- **ASSIGNED TASK**: Check every line of the records below for the string "count" and copy the ones that have it.
+++ DATA IN THIS EXERCISE +++
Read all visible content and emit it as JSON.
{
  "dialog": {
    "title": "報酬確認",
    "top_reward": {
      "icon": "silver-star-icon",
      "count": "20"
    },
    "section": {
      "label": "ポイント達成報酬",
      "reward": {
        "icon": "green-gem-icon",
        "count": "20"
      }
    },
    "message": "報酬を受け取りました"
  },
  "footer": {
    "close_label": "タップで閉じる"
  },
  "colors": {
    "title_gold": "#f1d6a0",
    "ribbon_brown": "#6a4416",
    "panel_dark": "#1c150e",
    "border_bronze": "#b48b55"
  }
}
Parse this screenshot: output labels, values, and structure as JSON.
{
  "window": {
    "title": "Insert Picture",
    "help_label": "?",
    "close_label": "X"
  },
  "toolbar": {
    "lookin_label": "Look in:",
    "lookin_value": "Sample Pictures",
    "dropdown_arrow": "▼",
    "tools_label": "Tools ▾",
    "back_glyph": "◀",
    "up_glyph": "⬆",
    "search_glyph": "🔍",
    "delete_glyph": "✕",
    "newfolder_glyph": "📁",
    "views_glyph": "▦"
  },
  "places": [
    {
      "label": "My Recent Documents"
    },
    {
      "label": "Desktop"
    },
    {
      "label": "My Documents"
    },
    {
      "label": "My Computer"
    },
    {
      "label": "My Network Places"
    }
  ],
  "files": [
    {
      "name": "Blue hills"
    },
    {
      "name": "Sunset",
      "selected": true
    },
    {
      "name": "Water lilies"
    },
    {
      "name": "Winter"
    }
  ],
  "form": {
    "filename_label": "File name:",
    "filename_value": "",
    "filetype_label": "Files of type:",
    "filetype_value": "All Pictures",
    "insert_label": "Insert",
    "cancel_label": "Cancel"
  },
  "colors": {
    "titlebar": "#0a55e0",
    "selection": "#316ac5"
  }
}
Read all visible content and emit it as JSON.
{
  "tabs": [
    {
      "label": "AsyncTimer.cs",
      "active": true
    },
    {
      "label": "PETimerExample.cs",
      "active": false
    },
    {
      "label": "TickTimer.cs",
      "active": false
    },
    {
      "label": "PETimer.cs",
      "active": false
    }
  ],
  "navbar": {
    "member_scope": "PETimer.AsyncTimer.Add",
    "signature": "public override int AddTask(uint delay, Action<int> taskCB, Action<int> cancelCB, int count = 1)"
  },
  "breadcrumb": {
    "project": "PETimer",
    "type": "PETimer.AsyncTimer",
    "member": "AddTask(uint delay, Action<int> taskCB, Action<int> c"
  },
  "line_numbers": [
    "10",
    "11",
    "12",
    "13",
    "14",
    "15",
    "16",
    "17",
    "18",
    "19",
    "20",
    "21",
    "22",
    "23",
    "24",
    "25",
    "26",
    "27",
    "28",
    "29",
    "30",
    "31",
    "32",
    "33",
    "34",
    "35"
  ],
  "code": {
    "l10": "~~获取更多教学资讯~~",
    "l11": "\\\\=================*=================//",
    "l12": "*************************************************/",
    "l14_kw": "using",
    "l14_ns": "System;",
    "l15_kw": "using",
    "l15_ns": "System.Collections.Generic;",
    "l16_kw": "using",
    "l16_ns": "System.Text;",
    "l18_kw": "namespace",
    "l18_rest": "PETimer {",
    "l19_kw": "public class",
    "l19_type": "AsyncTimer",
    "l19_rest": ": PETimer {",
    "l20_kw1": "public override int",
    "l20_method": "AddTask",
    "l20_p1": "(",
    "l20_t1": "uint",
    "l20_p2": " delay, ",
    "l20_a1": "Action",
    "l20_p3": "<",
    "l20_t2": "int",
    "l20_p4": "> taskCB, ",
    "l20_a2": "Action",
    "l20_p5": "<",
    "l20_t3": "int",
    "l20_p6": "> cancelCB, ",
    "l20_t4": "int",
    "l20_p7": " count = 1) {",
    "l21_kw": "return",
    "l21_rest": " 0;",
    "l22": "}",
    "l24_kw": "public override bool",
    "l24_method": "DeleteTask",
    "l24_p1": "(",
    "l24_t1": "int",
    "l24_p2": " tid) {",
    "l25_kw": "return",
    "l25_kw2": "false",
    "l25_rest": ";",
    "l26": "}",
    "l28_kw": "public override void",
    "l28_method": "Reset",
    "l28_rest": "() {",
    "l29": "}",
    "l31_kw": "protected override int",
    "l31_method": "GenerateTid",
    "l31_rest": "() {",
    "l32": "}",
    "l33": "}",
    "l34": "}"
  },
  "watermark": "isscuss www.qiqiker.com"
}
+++
- **WRITTEN ANSWER**:
      "count": "20"
        "count": "20"
    "signature": "public override int AddTask(uint delay, Action<int> taskCB, Action<int> cancelCB, int count = 1)"
    "l20_p7": " count = 1) {",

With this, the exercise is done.